*** Opening Stored data ***

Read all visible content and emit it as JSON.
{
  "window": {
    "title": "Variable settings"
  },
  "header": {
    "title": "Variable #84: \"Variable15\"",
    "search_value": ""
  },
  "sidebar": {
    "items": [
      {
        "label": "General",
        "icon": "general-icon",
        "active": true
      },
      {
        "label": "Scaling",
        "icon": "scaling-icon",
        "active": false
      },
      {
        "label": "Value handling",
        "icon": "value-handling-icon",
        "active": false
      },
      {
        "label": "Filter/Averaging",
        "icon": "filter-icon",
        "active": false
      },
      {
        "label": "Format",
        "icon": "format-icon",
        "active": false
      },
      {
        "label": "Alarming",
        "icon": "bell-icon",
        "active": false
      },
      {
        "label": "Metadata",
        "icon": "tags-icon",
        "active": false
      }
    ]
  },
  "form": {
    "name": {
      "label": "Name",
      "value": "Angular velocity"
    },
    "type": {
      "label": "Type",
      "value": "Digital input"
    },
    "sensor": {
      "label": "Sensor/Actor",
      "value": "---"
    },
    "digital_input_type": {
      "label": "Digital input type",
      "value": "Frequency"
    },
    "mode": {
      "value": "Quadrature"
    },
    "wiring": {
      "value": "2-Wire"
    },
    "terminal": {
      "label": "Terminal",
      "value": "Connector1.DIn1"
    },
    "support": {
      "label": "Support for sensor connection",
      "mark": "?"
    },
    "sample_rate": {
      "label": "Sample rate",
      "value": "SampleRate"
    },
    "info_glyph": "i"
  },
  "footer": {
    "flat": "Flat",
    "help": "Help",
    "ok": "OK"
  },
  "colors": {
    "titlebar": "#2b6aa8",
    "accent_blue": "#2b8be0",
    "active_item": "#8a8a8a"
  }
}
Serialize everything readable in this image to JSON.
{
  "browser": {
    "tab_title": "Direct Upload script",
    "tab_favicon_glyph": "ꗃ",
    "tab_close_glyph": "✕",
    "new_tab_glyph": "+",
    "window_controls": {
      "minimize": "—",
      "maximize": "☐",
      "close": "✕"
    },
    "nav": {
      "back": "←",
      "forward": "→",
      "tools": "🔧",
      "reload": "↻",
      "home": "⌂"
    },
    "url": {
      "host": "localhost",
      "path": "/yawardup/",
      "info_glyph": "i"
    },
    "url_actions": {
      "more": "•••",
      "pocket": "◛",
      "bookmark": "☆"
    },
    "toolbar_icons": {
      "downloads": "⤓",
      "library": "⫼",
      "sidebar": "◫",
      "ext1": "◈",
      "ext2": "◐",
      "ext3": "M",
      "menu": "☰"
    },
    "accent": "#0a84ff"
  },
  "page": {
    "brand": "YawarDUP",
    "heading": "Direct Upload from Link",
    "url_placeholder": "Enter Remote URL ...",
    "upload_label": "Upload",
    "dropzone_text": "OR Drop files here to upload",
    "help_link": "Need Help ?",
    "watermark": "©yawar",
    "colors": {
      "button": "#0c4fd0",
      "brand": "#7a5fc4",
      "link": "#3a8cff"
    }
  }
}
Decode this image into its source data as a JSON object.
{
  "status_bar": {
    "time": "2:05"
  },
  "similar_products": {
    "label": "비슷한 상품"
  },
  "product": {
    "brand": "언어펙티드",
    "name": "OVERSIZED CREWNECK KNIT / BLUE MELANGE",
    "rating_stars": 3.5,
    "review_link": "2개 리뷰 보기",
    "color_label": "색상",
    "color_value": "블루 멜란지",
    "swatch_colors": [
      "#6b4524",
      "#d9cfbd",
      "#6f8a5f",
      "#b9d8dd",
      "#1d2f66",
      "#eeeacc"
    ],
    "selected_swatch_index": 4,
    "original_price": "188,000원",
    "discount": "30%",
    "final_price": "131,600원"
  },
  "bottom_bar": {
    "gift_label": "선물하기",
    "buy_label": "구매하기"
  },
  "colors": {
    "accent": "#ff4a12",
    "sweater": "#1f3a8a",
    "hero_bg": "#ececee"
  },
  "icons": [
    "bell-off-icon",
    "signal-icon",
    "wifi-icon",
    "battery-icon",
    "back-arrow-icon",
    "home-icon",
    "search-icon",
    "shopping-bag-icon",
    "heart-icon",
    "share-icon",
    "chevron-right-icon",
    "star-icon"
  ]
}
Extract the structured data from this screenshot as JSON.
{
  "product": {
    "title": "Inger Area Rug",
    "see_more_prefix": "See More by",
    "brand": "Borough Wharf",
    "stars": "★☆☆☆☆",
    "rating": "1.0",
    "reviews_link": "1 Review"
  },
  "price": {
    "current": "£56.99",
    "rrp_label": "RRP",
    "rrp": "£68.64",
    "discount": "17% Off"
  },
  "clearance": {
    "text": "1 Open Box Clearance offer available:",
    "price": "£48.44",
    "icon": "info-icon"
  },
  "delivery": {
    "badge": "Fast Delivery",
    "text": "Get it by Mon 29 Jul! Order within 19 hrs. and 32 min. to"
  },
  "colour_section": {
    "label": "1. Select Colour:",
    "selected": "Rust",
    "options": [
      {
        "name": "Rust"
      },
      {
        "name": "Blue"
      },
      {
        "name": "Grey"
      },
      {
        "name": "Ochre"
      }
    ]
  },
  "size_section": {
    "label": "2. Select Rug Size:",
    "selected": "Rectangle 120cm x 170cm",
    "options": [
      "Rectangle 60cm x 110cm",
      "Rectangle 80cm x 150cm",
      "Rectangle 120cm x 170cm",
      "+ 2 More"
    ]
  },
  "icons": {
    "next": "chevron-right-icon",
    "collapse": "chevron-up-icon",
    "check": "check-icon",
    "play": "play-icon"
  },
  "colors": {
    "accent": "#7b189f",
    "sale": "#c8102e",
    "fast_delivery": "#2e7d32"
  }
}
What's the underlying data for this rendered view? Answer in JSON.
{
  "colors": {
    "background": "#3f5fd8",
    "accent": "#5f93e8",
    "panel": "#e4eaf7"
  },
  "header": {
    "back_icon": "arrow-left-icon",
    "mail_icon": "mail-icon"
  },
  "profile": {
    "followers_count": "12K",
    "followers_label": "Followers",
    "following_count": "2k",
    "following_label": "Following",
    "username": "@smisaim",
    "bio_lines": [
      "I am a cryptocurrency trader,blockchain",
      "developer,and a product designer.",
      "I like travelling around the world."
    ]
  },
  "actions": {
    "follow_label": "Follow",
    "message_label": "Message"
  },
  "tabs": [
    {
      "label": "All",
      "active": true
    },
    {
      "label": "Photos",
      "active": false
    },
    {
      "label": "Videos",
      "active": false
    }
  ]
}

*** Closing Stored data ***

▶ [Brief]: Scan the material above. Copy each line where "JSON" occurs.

▶ [Solution]:
Read all visible content and emit it as JSON.
Serialize everything readable in this image to JSON.
Decode this image into its source data as a JSON object.
Extract the structured data from this screenshot as JSON.
What's the underlying data for this rendered view? Answer in JSON.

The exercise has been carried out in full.